Consider the costs of buying
Buying property can be a solid investment into your long-term financial future, but the costs involved should be properly considered before jumping in.
There are numerous outgoing costs that can hurt you if you aren’t aware of them, so we’ve compiled a list to prepare you.
A home deposit is a one-off payment to secure the purchase and funding of your home. The amount required is generally 10 per cent of the asking price.
Loan establishment fee
Some financial institutions require an establishment fee to cover the set-up costs of your loan.
Lenders mortgage insurance
If your deposit is less than 20 per cent of the property value, your lender will require you to pay a one-off mortgage insurance fee to cover the lender.

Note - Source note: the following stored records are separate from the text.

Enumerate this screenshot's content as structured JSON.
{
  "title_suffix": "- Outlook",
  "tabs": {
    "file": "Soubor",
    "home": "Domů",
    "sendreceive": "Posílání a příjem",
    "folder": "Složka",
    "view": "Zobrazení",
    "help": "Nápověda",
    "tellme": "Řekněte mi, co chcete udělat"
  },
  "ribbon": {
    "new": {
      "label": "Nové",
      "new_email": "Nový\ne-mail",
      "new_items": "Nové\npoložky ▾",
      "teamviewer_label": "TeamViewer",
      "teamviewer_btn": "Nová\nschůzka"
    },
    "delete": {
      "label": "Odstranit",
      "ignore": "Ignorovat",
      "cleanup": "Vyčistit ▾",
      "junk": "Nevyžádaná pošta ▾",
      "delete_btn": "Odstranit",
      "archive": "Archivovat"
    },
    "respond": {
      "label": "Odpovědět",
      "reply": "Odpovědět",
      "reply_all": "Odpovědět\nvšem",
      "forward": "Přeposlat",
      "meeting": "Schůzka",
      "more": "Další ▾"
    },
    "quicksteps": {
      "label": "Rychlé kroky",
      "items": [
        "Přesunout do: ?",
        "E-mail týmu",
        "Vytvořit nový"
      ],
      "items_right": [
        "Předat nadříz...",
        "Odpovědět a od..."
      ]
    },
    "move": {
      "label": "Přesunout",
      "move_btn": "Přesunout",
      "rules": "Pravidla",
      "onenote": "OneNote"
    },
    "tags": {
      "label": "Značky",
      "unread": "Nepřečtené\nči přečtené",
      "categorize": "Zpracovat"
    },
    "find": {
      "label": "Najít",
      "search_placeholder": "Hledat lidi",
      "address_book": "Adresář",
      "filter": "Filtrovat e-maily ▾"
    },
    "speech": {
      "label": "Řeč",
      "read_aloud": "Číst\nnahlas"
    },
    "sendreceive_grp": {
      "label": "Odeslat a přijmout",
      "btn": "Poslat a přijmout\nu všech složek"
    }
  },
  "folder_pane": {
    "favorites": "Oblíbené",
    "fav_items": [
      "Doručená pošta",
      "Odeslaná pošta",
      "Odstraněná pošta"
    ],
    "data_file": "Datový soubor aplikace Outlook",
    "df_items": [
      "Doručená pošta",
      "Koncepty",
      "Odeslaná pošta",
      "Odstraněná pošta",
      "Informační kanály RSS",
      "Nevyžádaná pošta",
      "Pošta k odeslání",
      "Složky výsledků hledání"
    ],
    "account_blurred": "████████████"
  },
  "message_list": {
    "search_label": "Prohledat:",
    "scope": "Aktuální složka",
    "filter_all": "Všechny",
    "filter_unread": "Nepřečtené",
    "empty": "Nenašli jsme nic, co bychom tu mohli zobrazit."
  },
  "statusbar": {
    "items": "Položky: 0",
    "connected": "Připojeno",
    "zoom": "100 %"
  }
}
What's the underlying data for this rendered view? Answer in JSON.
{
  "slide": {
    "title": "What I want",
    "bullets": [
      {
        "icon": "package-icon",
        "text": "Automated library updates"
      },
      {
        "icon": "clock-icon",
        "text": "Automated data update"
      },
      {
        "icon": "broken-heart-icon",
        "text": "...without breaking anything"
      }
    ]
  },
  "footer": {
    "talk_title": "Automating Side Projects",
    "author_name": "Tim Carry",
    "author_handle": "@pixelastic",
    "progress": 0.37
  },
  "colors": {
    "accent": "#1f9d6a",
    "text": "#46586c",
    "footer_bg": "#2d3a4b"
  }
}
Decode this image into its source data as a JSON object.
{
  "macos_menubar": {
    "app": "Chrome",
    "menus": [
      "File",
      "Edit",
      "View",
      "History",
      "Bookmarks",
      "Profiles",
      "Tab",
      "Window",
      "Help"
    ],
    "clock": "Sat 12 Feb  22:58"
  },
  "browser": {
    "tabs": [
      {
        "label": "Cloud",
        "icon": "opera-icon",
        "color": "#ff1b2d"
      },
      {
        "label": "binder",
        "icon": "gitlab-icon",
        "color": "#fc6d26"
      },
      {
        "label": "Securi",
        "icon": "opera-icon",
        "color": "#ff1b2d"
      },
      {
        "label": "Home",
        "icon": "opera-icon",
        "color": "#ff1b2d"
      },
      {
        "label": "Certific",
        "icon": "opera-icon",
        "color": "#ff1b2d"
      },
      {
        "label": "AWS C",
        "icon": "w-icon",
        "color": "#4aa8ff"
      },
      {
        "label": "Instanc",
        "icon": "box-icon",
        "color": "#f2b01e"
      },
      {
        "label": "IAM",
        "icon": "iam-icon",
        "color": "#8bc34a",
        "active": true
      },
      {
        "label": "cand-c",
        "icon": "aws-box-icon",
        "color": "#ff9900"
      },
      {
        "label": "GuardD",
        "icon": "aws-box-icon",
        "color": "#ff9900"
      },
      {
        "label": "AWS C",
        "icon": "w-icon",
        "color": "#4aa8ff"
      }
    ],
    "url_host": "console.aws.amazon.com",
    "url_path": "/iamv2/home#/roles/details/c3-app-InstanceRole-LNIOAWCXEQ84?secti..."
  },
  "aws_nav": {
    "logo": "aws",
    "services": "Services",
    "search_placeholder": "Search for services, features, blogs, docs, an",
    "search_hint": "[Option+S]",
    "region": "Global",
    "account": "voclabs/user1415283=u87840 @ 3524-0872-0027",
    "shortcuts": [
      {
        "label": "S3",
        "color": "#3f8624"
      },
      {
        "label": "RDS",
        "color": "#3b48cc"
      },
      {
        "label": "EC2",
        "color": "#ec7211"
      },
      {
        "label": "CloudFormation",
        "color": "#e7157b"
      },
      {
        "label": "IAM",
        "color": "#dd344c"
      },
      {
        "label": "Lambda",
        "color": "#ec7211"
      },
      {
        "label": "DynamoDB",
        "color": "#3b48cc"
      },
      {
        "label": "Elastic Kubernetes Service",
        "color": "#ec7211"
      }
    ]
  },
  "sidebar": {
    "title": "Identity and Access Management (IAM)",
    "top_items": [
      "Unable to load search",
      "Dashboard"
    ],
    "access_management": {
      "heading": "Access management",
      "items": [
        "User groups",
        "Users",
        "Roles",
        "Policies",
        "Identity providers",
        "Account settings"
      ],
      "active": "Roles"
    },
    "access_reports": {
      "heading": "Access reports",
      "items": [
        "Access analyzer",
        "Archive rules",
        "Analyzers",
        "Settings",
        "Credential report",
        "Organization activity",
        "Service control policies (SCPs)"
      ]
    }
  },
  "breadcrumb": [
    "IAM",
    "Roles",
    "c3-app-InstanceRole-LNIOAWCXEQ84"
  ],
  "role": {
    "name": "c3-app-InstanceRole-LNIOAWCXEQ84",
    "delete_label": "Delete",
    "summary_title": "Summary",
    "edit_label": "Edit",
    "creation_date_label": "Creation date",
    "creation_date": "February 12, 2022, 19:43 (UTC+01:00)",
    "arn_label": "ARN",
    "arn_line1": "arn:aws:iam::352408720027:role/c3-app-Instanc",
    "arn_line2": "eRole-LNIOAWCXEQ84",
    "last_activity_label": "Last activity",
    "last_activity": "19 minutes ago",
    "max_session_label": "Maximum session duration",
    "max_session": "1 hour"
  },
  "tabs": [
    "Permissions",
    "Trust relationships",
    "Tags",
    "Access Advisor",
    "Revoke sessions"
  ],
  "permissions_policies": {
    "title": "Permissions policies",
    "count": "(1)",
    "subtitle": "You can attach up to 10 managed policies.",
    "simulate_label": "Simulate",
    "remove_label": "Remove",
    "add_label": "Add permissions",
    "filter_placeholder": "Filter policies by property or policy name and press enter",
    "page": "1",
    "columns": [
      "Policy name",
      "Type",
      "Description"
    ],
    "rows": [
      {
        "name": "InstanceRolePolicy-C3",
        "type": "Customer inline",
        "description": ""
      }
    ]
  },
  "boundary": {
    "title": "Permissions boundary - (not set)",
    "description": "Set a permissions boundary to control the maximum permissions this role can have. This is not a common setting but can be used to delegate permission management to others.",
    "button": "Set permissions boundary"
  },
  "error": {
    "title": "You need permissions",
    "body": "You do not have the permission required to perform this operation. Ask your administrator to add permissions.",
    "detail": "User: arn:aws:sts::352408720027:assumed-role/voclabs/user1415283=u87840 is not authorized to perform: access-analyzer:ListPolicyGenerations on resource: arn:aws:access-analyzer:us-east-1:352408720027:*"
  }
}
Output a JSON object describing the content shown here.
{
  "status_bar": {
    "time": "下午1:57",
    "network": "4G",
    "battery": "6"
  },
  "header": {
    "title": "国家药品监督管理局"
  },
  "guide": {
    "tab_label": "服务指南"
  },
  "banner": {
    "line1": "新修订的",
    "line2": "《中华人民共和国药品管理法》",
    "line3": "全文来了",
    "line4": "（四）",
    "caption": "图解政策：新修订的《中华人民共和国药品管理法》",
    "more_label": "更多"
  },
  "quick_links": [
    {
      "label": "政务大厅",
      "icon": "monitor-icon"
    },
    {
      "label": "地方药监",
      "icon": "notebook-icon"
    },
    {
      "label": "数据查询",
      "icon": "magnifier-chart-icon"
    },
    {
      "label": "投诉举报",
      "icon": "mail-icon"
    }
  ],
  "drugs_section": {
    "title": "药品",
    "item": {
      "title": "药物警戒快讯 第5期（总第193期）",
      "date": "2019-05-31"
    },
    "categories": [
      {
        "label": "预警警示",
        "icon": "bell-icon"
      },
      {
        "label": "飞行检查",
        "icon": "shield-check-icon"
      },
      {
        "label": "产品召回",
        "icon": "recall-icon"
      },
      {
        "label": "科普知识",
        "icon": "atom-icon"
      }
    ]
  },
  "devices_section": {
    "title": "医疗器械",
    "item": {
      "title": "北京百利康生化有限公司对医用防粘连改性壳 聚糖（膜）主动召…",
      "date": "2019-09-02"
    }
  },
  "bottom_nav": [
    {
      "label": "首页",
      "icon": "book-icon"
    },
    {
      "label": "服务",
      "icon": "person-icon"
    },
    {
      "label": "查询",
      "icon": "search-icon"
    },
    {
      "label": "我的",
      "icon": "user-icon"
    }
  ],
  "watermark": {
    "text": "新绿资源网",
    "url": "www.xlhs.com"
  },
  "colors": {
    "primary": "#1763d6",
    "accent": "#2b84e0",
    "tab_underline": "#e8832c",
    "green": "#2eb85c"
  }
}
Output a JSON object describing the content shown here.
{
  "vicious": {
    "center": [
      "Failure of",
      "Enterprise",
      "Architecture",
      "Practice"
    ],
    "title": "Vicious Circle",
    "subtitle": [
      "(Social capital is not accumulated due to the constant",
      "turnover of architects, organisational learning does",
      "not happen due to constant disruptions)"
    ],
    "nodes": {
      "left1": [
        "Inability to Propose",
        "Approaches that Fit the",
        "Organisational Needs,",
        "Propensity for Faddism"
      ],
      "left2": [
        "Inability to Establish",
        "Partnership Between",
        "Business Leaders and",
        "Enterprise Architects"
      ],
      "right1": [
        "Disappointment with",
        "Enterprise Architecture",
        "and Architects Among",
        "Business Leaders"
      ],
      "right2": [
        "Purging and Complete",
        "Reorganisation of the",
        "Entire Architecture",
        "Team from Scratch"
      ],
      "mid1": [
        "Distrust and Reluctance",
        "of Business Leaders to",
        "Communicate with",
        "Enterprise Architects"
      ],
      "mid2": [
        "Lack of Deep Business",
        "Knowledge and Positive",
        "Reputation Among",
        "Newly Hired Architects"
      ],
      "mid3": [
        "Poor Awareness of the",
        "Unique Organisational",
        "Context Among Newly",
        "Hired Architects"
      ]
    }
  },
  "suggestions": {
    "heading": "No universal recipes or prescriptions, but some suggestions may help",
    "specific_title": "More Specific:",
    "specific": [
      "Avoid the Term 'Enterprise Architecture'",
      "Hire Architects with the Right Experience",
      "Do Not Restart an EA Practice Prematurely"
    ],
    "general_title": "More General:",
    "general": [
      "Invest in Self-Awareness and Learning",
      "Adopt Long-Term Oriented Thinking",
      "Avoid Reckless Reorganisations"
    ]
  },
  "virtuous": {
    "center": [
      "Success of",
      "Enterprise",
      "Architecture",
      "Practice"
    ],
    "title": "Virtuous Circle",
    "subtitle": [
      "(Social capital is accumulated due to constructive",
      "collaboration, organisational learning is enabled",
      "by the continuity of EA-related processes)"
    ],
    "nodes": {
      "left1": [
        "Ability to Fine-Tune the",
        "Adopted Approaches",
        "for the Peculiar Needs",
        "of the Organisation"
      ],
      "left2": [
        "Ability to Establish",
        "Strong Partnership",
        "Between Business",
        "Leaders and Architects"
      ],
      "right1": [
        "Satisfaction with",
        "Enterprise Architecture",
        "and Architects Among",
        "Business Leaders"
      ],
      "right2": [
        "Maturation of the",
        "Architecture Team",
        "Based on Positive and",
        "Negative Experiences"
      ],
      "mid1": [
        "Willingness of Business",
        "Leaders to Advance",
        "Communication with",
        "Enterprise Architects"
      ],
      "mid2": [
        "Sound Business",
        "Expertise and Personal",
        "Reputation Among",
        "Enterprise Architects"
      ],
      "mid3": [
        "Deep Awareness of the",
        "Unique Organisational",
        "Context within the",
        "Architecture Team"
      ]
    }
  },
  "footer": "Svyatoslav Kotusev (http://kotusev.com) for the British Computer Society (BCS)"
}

If you take out a mortgage, it is a requirement that the deed be registered with the WA Government, requiring a one-off processing fee.
Transfer duty, previously known as “stamp duty”, is a State Government tax based on the purchase price of the property.
If you engage the services of a conveyancer, then the maximum fee payable is set by law.
Mortgage repayments are usually made on a monthly basis.
This amount can fluctuate over time as interest rate changes occur.
Before moving into your new home, you will need to pay for your required utilities and services to be connected. Council rates Council rates are dependent on where your property is located and its overall value.
Strata fees (grouped homes)
If your property is part of a shared development — units, apartments and town houses — you have to pay strata fees to cover the cost of maintenance to common areas.
Building insurance (private lot homes)
For homes that exist on their own block.